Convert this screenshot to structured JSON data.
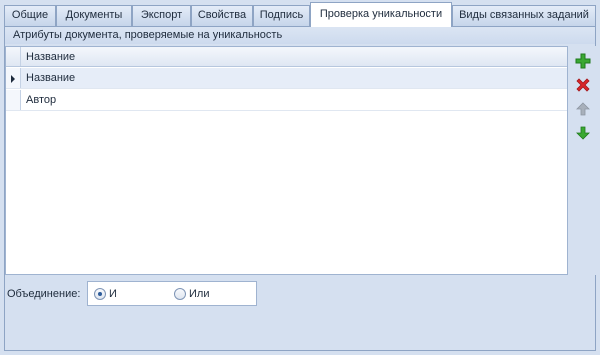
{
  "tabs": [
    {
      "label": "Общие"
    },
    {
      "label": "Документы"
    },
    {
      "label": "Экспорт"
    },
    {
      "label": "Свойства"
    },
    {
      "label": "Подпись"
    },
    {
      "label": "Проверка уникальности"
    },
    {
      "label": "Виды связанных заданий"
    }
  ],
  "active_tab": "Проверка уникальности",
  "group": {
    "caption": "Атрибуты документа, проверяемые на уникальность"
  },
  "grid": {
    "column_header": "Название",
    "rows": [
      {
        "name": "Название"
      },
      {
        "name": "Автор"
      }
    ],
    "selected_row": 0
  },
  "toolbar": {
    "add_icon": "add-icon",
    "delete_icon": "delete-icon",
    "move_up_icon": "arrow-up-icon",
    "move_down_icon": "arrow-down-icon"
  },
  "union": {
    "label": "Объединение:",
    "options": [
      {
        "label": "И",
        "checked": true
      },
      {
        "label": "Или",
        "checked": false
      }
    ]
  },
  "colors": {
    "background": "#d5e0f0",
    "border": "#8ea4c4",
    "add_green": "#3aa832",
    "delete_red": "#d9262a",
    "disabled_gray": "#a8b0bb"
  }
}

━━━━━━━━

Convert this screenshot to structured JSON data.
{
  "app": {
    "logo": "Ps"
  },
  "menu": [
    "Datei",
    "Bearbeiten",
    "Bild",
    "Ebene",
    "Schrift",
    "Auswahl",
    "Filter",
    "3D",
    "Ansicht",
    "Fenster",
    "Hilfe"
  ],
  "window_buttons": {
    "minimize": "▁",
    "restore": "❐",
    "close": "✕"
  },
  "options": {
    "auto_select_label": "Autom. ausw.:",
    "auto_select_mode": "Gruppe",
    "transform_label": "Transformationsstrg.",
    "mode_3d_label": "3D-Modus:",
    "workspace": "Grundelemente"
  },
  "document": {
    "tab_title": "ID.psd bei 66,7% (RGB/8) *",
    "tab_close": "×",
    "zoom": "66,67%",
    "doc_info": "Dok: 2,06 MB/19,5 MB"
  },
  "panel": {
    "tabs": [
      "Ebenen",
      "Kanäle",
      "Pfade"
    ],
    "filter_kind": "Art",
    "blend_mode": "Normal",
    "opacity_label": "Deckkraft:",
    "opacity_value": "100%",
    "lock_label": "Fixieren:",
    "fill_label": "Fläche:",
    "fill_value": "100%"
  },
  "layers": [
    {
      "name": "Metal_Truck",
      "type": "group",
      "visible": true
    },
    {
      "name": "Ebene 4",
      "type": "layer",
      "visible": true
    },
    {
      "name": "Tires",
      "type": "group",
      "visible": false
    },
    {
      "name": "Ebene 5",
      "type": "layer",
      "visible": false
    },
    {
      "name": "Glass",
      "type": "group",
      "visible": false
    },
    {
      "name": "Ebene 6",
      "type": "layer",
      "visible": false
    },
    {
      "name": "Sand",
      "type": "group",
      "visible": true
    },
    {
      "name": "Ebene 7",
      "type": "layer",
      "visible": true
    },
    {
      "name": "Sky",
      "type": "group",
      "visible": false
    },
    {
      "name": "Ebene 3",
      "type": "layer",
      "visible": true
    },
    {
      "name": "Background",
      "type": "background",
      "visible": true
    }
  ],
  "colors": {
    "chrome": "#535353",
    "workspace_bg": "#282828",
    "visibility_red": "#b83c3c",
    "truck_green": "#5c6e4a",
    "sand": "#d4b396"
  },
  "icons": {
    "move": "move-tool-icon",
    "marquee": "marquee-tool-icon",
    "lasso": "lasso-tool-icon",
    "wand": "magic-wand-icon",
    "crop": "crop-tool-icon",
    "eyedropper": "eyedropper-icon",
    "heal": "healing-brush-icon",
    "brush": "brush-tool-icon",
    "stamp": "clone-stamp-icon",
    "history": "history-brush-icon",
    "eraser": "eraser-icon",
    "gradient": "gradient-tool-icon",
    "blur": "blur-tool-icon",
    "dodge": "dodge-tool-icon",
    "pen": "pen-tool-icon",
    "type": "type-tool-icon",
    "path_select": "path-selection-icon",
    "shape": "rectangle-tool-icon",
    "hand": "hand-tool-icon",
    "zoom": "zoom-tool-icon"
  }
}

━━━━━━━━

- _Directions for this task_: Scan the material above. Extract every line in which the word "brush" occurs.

- _Exercise solution_:
    "heal": "healing-brush-icon",
    "brush": "brush-tool-icon",
    "history": "history-brush-icon",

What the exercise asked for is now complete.